EXERCISE PROMPT
Without changing anything, reproduce every record below.

================

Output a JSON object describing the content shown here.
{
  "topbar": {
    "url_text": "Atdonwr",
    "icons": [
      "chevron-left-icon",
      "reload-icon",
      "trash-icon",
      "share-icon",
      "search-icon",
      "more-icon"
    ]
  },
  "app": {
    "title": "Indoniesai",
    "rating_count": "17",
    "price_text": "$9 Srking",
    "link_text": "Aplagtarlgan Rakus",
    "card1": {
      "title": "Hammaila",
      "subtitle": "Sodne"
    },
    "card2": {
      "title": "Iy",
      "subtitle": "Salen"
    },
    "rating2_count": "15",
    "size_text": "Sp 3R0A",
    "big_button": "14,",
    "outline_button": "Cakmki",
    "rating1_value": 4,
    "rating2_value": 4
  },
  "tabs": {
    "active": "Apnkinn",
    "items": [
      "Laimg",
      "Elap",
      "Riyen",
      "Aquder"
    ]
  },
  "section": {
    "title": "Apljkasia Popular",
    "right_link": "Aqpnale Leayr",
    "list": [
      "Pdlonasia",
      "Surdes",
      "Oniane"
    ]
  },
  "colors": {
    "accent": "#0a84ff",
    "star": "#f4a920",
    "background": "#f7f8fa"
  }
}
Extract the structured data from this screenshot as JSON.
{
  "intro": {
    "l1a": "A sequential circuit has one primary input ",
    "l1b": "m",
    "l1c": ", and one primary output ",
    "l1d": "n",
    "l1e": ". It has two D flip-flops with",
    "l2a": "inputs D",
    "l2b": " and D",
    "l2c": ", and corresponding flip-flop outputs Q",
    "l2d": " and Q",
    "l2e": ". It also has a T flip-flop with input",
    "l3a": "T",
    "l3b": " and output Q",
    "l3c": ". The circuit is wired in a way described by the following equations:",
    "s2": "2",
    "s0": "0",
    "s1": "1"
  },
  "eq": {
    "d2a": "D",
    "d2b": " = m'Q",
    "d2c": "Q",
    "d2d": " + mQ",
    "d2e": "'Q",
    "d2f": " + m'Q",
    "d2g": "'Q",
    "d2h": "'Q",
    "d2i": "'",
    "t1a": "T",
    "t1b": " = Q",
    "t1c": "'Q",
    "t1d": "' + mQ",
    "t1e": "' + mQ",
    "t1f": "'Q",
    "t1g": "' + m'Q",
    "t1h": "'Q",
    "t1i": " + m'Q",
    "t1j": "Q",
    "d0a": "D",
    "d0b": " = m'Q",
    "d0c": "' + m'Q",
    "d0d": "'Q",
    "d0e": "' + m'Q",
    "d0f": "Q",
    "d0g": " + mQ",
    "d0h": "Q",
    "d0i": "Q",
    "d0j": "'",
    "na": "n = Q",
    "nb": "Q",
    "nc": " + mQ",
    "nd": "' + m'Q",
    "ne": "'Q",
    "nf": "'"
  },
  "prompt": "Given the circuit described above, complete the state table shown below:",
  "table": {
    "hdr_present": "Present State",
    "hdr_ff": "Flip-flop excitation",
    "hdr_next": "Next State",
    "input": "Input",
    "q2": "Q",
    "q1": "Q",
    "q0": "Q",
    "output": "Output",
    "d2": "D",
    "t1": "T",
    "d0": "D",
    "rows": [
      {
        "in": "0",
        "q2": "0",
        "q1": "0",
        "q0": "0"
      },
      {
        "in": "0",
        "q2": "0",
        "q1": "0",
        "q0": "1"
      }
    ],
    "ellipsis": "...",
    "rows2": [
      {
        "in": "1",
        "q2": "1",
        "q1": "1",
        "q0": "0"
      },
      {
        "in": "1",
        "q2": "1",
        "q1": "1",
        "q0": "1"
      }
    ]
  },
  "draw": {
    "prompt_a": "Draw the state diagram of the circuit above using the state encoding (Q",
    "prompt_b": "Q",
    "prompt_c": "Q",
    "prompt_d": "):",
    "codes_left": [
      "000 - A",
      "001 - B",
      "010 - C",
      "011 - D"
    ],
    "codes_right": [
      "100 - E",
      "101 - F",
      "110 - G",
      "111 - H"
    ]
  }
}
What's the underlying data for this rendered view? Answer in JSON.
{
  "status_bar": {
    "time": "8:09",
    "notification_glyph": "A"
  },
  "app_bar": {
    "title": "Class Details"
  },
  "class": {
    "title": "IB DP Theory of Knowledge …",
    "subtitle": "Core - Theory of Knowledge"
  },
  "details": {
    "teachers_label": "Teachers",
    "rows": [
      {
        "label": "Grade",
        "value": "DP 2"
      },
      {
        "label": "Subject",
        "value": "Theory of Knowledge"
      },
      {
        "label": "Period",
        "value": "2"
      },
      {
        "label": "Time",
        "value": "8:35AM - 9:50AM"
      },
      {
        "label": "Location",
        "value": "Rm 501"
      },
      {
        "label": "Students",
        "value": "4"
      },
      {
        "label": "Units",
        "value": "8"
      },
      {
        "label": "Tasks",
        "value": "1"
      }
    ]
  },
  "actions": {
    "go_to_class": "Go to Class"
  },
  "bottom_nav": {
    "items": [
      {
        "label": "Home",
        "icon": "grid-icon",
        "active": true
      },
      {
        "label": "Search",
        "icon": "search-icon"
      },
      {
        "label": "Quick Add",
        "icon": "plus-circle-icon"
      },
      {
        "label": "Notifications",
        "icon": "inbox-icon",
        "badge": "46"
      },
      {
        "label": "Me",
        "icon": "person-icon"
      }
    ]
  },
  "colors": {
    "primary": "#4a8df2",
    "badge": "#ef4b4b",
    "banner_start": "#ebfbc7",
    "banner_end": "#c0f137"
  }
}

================

WRITTEN SOLUTION
Output a JSON object describing the content shown here.
{
  "topbar": {
    "url_text": "Atdonwr",
    "icons": [
      "chevron-left-icon",
      "reload-icon",
      "trash-icon",
      "share-icon",
      "search-icon",
      "more-icon"
    ]
  },
  "app": {
    "title": "Indoniesai",
    "rating_count": "17",
    "price_text": "$9 Srking",
    "link_text": "Aplagtarlgan Rakus",
    "card1": {
      "title": "Hammaila",
      "subtitle": "Sodne"
    },
    "card2": {
      "title": "Iy",
      "subtitle": "Salen"
    },
    "rating2_count": "15",
    "size_text": "Sp 3R0A",
    "big_button": "14,",
    "outline_button": "Cakmki",
    "rating1_value": 4,
    "rating2_value": 4
  },
  "tabs": {
    "active": "Apnkinn",
    "items": [
      "Laimg",
      "Elap",
      "Riyen",
      "Aquder"
    ]
  },
  "section": {
    "title": "Apljkasia Popular",
    "right_link": "Aqpnale Leayr",
    "list": [
      "Pdlonasia",
      "Surdes",
      "Oniane"
    ]
  },
  "colors": {
    "accent": "#0a84ff",
    "star": "#f4a920",
    "background": "#f7f8fa"
  }
}
Extract the structured data from this screenshot as JSON.
{
  "intro": {
    "l1a": "A sequential circuit has one primary input ",
    "l1b": "m",
    "l1c": ", and one primary output ",
    "l1d": "n",
    "l1e": ". It has two D flip-flops with",
    "l2a": "inputs D",
    "l2b": " and D",
    "l2c": ", and corresponding flip-flop outputs Q",
    "l2d": " and Q",
    "l2e": ". It also has a T flip-flop with input",
    "l3a": "T",
    "l3b": " and output Q",
    "l3c": ". The circuit is wired in a way described by the following equations:",
    "s2": "2",
    "s0": "0",
    "s1": "1"
  },
  "eq": {
    "d2a": "D",
    "d2b": " = m'Q",
    "d2c": "Q",
    "d2d": " + mQ",
    "d2e": "'Q",
    "d2f": " + m'Q",
    "d2g": "'Q",
    "d2h": "'Q",
    "d2i": "'",
    "t1a": "T",
    "t1b": " = Q",
    "t1c": "'Q",
    "t1d": "' + mQ",
    "t1e": "' + mQ",
    "t1f": "'Q",
    "t1g": "' + m'Q",
    "t1h": "'Q",
    "t1i": " + m'Q",
    "t1j": "Q",
    "d0a": "D",
    "d0b": " = m'Q",
    "d0c": "' + m'Q",
    "d0d": "'Q",
    "d0e": "' + m'Q",
    "d0f": "Q",
    "d0g": " + mQ",
    "d0h": "Q",
    "d0i": "Q",
    "d0j": "'",
    "na": "n = Q",
    "nb": "Q",
    "nc": " + mQ",
    "nd": "' + m'Q",
    "ne": "'Q",
    "nf": "'"
  },
  "prompt": "Given the circuit described above, complete the state table shown below:",
  "table": {
    "hdr_present": "Present State",
    "hdr_ff": "Flip-flop excitation",
    "hdr_next": "Next State",
    "input": "Input",
    "q2": "Q",
    "q1": "Q",
    "q0": "Q",
    "output": "Output",
    "d2": "D",
    "t1": "T",
    "d0": "D",
    "rows": [
      {
        "in": "0",
        "q2": "0",
        "q1": "0",
        "q0": "0"
      },
      {
        "in": "0",
        "q2": "0",
        "q1": "0",
        "q0": "1"
      }
    ],
    "ellipsis": "...",
    "rows2": [
      {
        "in": "1",
        "q2": "1",
        "q1": "1",
        "q0": "0"
      },
      {
        "in": "1",
        "q2": "1",
        "q1": "1",
        "q0": "1"
      }
    ]
  },
  "draw": {
    "prompt_a": "Draw the state diagram of the circuit above using the state encoding (Q",
    "prompt_b": "Q",
    "prompt_c": "Q",
    "prompt_d": "):",
    "codes_left": [
      "000 - A",
      "001 - B",
      "010 - C",
      "011 - D"
    ],
    "codes_right": [
      "100 - E",
      "101 - F",
      "110 - G",
      "111 - H"
    ]
  }
}
What's the underlying data for this rendered view? Answer in JSON.
{
  "status_bar": {
    "time": "8:09",
    "notification_glyph": "A"
  },
  "app_bar": {
    "title": "Class Details"
  },
  "class": {
    "title": "IB DP Theory of Knowledge …",
    "subtitle": "Core - Theory of Knowledge"
  },
  "details": {
    "teachers_label": "Teachers",
    "rows": [
      {
        "label": "Grade",
        "value": "DP 2"
      },
      {
        "label": "Subject",
        "value": "Theory of Knowledge"
      },
      {
        "label": "Period",
        "value": "2"
      },
      {
        "label": "Time",
        "value": "8:35AM - 9:50AM"
      },
      {
        "label": "Location",
        "value": "Rm 501"
      },
      {
        "label": "Students",
        "value": "4"
      },
      {
        "label": "Units",
        "value": "8"
      },
      {
        "label": "Tasks",
        "value": "1"
      }
    ]
  },
  "actions": {
    "go_to_class": "Go to Class"
  },
  "bottom_nav": {
    "items": [
      {
        "label": "Home",
        "icon": "grid-icon",
        "active": true
      },
      {
        "label": "Search",
        "icon": "search-icon"
      },
      {
        "label": "Quick Add",
        "icon": "plus-circle-icon"
      },
      {
        "label": "Notifications",
        "icon": "inbox-icon",
        "badge": "46"
      },
      {
        "label": "Me",
        "icon": "person-icon"
      }
    ]
  },
  "colors": {
    "primary": "#4a8df2",
    "badge": "#ef4b4b",
    "banner_start": "#ebfbc7",
    "banner_end": "#c0f137"
  }
}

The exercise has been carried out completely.